## Task details
Show each line of the records below where the word "name" occurs.

### Given entries

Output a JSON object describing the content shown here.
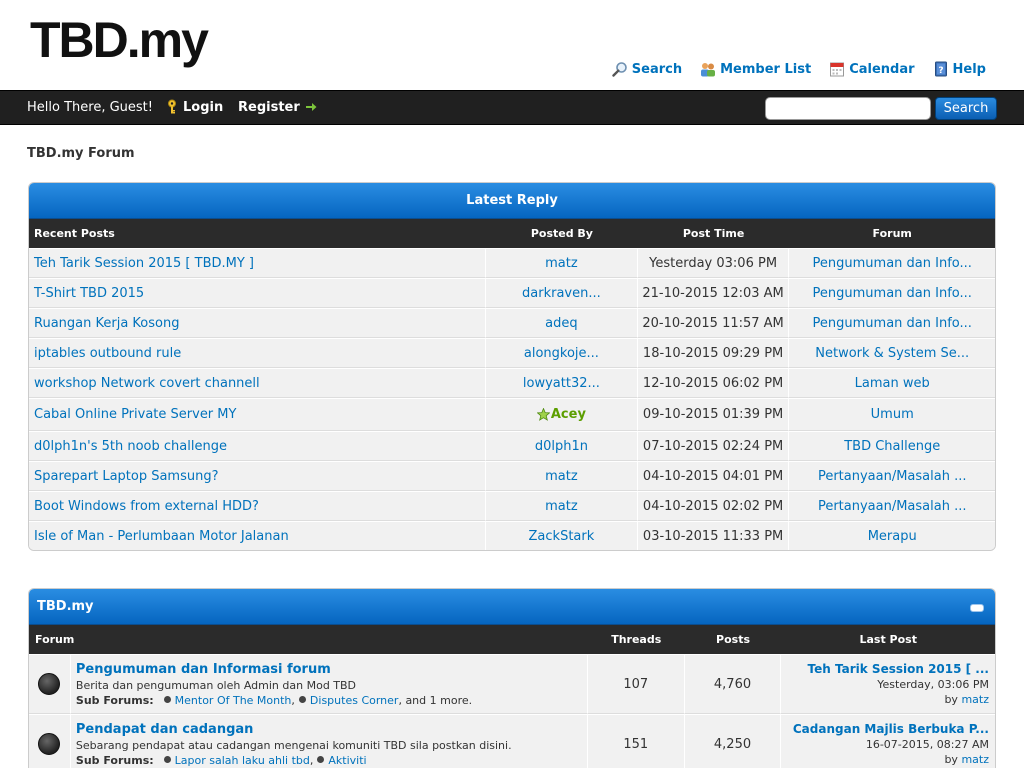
{
  "header": {
    "logo": "TBD.my",
    "links": [
      {
        "label": "Search",
        "icon": "search-icon"
      },
      {
        "label": "Member List",
        "icon": "members-icon"
      },
      {
        "label": "Calendar",
        "icon": "calendar-icon"
      },
      {
        "label": "Help",
        "icon": "help-icon"
      }
    ]
  },
  "panel": {
    "welcome": "Hello There, Guest!",
    "login": "Login",
    "register": "Register",
    "search_value": "",
    "search_button": "Search"
  },
  "breadcrumb": "TBD.my Forum",
  "latest": {
    "title": "Latest Reply",
    "columns": [
      "Recent Posts",
      "Posted By",
      "Post Time",
      "Forum"
    ],
    "rows": [
      {
        "post": "Teh Tarik Session 2015 [ TBD.MY ]",
        "by": "matz",
        "time": "Yesterday 03:06 PM",
        "forum": "Pengumuman dan Info..."
      },
      {
        "post": "T-Shirt TBD 2015",
        "by": "darkraven...",
        "time": "21-10-2015 12:03 AM",
        "forum": "Pengumuman dan Info..."
      },
      {
        "post": "Ruangan Kerja Kosong",
        "by": "adeq",
        "time": "20-10-2015 11:57 AM",
        "forum": "Pengumuman dan Info..."
      },
      {
        "post": "iptables outbound rule",
        "by": "alongkoje...",
        "time": "18-10-2015 09:29 PM",
        "forum": "Network & System Se..."
      },
      {
        "post": "workshop Network covert channell",
        "by": "lowyatt32...",
        "time": "12-10-2015 06:02 PM",
        "forum": "Laman web"
      },
      {
        "post": "Cabal Online Private Server MY",
        "by": "Acey",
        "time": "09-10-2015 01:39 PM",
        "forum": "Umum"
      },
      {
        "post": "d0lph1n's 5th noob challenge",
        "by": "d0lph1n",
        "time": "07-10-2015 02:24 PM",
        "forum": "TBD Challenge"
      },
      {
        "post": "Sparepart Laptop Samsung?",
        "by": "matz",
        "time": "04-10-2015 04:01 PM",
        "forum": "Pertanyaan/Masalah ..."
      },
      {
        "post": "Boot Windows from external HDD?",
        "by": "matz",
        "time": "04-10-2015 02:02 PM",
        "forum": "Pertanyaan/Masalah ..."
      },
      {
        "post": "Isle of Man - Perlumbaan Motor Jalanan",
        "by": "ZackStark",
        "time": "03-10-2015 11:33 PM",
        "forum": "Merapu"
      }
    ]
  },
  "forum": {
    "title": "TBD.my",
    "columns": [
      "Forum",
      "Threads",
      "Posts",
      "Last Post"
    ],
    "sub_label": "Sub Forums:",
    "rows": [
      {
        "name": "Pengumuman dan Informasi forum",
        "desc": "Berita dan pengumuman oleh Admin dan Mod TBD",
        "subs": [
          "Mentor Of The Month",
          "Disputes Corner"
        ],
        "more": ", and 1 more.",
        "threads": "107",
        "posts": "4,760",
        "last_title": "Teh Tarik Session 2015 [ ...",
        "last_date": "Yesterday, 03:06 PM",
        "by_label": "by",
        "last_by": "matz"
      },
      {
        "name": "Pendapat dan cadangan",
        "desc": "Sebarang pendapat atau cadangan mengenai komuniti TBD sila postkan disini.",
        "subs": [
          "Lapor salah laku ahli tbd",
          "Aktiviti"
        ],
        "more": "",
        "threads": "151",
        "posts": "4,250",
        "last_title": "Cadangan Majlis Berbuka P...",
        "last_date": "16-07-2015, 08:27 AM",
        "by_label": "by",
        "last_by": "matz"
      }
    ]
  }
}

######

## Task response
        "name": "Pengumuman dan Informasi forum",
        "name": "Pendapat dan cadangan",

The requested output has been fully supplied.